Top of Records shown

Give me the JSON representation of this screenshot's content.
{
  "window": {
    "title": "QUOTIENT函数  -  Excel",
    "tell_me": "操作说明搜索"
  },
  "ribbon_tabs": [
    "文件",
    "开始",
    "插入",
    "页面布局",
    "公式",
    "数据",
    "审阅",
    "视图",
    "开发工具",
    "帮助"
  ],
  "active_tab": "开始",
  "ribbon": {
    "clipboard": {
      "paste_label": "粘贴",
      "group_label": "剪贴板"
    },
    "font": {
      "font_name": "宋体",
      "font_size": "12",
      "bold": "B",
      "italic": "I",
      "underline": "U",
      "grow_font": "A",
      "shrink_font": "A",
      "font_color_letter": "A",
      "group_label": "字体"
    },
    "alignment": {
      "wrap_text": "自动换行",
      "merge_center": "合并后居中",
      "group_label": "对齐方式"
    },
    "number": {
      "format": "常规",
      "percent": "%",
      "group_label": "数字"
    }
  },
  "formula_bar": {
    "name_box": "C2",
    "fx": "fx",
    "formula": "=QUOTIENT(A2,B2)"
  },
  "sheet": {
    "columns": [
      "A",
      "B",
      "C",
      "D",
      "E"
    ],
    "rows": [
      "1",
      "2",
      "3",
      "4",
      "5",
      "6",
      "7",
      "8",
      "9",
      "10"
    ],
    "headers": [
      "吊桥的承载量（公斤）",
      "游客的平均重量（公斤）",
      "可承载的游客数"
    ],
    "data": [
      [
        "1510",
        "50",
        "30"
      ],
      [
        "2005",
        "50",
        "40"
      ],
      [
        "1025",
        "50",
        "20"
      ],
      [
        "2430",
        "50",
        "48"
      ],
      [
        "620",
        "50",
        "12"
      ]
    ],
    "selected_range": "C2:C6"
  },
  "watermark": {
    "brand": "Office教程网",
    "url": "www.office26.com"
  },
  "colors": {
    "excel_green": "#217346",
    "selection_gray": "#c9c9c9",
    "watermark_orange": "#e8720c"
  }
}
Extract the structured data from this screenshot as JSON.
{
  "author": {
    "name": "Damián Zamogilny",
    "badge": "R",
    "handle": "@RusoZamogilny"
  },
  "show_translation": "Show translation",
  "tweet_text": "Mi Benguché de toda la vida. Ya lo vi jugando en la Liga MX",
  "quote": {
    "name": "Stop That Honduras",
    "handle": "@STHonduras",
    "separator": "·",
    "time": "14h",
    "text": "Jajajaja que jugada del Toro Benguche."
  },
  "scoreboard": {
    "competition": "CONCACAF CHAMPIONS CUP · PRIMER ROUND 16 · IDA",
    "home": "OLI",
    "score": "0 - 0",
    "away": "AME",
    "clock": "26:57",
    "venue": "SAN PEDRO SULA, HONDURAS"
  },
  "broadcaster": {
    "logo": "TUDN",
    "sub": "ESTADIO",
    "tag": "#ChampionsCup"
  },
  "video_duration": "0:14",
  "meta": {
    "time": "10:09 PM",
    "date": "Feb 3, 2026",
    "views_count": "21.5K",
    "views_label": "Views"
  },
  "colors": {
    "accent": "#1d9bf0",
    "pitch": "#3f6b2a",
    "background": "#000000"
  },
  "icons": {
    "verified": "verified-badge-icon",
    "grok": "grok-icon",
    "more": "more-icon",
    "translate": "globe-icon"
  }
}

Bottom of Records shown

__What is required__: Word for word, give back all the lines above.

__Result for this exercise__:
Give me the JSON representation of this screenshot's content.
{
  "window": {
    "title": "QUOTIENT函数  -  Excel",
    "tell_me": "操作说明搜索"
  },
  "ribbon_tabs": [
    "文件",
    "开始",
    "插入",
    "页面布局",
    "公式",
    "数据",
    "审阅",
    "视图",
    "开发工具",
    "帮助"
  ],
  "active_tab": "开始",
  "ribbon": {
    "clipboard": {
      "paste_label": "粘贴",
      "group_label": "剪贴板"
    },
    "font": {
      "font_name": "宋体",
      "font_size": "12",
      "bold": "B",
      "italic": "I",
      "underline": "U",
      "grow_font": "A",
      "shrink_font": "A",
      "font_color_letter": "A",
      "group_label": "字体"
    },
    "alignment": {
      "wrap_text": "自动换行",
      "merge_center": "合并后居中",
      "group_label": "对齐方式"
    },
    "number": {
      "format": "常规",
      "percent": "%",
      "group_label": "数字"
    }
  },
  "formula_bar": {
    "name_box": "C2",
    "fx": "fx",
    "formula": "=QUOTIENT(A2,B2)"
  },
  "sheet": {
    "columns": [
      "A",
      "B",
      "C",
      "D",
      "E"
    ],
    "rows": [
      "1",
      "2",
      "3",
      "4",
      "5",
      "6",
      "7",
      "8",
      "9",
      "10"
    ],
    "headers": [
      "吊桥的承载量（公斤）",
      "游客的平均重量（公斤）",
      "可承载的游客数"
    ],
    "data": [
      [
        "1510",
        "50",
        "30"
      ],
      [
        "2005",
        "50",
        "40"
      ],
      [
        "1025",
        "50",
        "20"
      ],
      [
        "2430",
        "50",
        "48"
      ],
      [
        "620",
        "50",
        "12"
      ]
    ],
    "selected_range": "C2:C6"
  },
  "watermark": {
    "brand": "Office教程网",
    "url": "www.office26.com"
  },
  "colors": {
    "excel_green": "#217346",
    "selection_gray": "#c9c9c9",
    "watermark_orange": "#e8720c"
  }
}
Extract the structured data from this screenshot as JSON.
{
  "author": {
    "name": "Damián Zamogilny",
    "badge": "R",
    "handle": "@RusoZamogilny"
  },
  "show_translation": "Show translation",
  "tweet_text": "Mi Benguché de toda la vida. Ya lo vi jugando en la Liga MX",
  "quote": {
    "name": "Stop That Honduras",
    "handle": "@STHonduras",
    "separator": "·",
    "time": "14h",
    "text": "Jajajaja que jugada del Toro Benguche."
  },
  "scoreboard": {
    "competition": "CONCACAF CHAMPIONS CUP · PRIMER ROUND 16 · IDA",
    "home": "OLI",
    "score": "0 - 0",
    "away": "AME",
    "clock": "26:57",
    "venue": "SAN PEDRO SULA, HONDURAS"
  },
  "broadcaster": {
    "logo": "TUDN",
    "sub": "ESTADIO",
    "tag": "#ChampionsCup"
  },
  "video_duration": "0:14",
  "meta": {
    "time": "10:09 PM",
    "date": "Feb 3, 2026",
    "views_count": "21.5K",
    "views_label": "Views"
  },
  "colors": {
    "accent": "#1d9bf0",
    "pitch": "#3f6b2a",
    "background": "#000000"
  },
  "icons": {
    "verified": "verified-badge-icon",
    "grok": "grok-icon",
    "more": "more-icon",
    "translate": "globe-icon"
  }
}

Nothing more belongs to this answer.